Another challenge in the recycling process is the optimum separation of battery modules and cells in line with their material composition. After all, LIB cells often contain various types of electrolyte and anode and cathode materials. For optimum recycling, this composition must be known and it must be possible to sort the materials in question. The large diversity of battery shapes and compositions hinders efficient sorting here as well. But Flemish researchers and industry experts are working on solutions to this problem too. One way they are doing so is through the development of automatic battery sorting systems based on smart sensors, image recognition and artificial intelligence.
When recycling LIBs, especially during the pre-treatment, the cells need to be shredded and the material fractions need to be separated. New and improved methods are being developed for this too. The final step is then a metallurgical process, providing for optimum recovery of the valuable metals. The current processes are based on a highly efficient process that recovers valuable metals, such as cobalt, nickel and copper, but other materials, such as aluminium, lithium and graphite are lost. New processes should eliminate this shortcoming.
In addition, there is some innovative research into direct recycling routes. This is where functional materials, such as the electrolyte and the anode and cathode materials, are recovered from waste batteries, conditioned and immediately re-employed as materials for new batteries. Such processes, however, are technologically complex and come at a high cost, but they can recover the more valuable materials from waste batteries, thereby reducing the quantity of real waste. The Flemish metallurgical and recycling industry will play a major role in this with their expertise.
In order for circular industries for LIBs in Flanders to grow, it will be necessary to monitor developments in both the supply of end-of-life LIBs and the demand for applications very closely. This will enable Flemish industry and government actors to make informed decisions on investments and policy measures. In this context, we would like to mention the Re2Live project, which is being supported by VLAIO, through the cluster organisations VIL, Flux50, SIM and Agoria and by the VITO, SIRRIS and VUB research institutions. It is bringing together knowledge for mapping out the potential of LIBs from end-of-life vehicles for Flemish industry.
In addition, Flemish industry is given insight into Re2Live’s results and is being encouraged to provide feedback.
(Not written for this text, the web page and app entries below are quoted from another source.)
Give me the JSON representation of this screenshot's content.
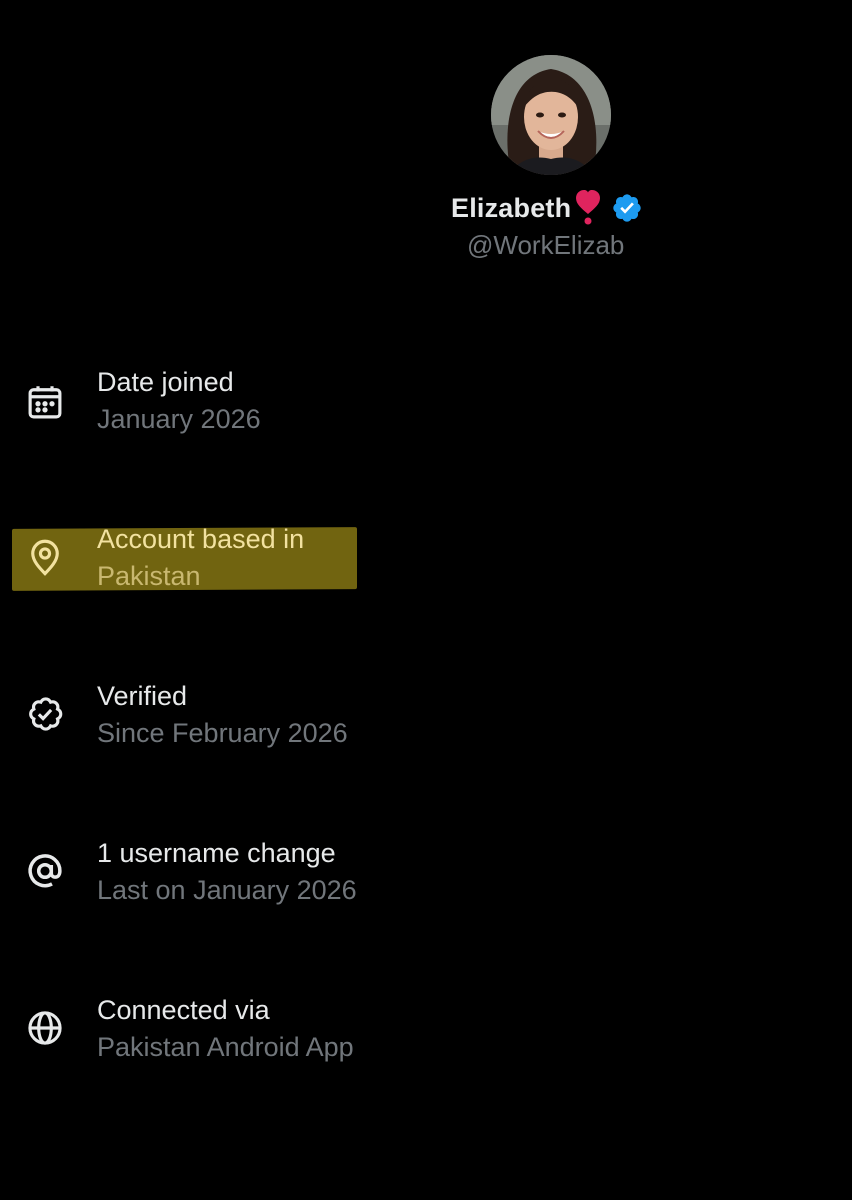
{
  "profile": {
    "display_name": "Elizabeth",
    "handle": "@WorkElizab",
    "heart_icon": "heart-exclamation-icon",
    "verified_icon": "verified-badge-icon",
    "heart_color": "#e0245e",
    "verified_color": "#1d9bf0"
  },
  "info": [
    {
      "icon": "calendar-icon",
      "title": "Date joined",
      "value": "January 2026"
    },
    {
      "icon": "location-pin-icon",
      "title": "Account based in",
      "value": "Pakistan",
      "highlighted": true
    },
    {
      "icon": "verified-icon",
      "title": "Verified",
      "value": "Since February 2026"
    },
    {
      "icon": "at-sign-icon",
      "title": "1 username change",
      "value": "Last on January 2026"
    },
    {
      "icon": "globe-icon",
      "title": "Connected via",
      "value": "Pakistan Android App"
    }
  ],
  "colors": {
    "background": "#000000",
    "primary_text": "#e7e9ea",
    "secondary_text": "#71767b",
    "highlight": "#8a7a14"
  }
}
There is great interest from companies and the project’s steering group already has more than twenty members, from car manufacturers through companies active in the recycling and reuse of batteries to the metallurgical industry, engineering firms and, of course, battery manufacturers.
Jeroen Gillabel, expert circular economy and Jeroen Spooren, expert recycling technologies, VITO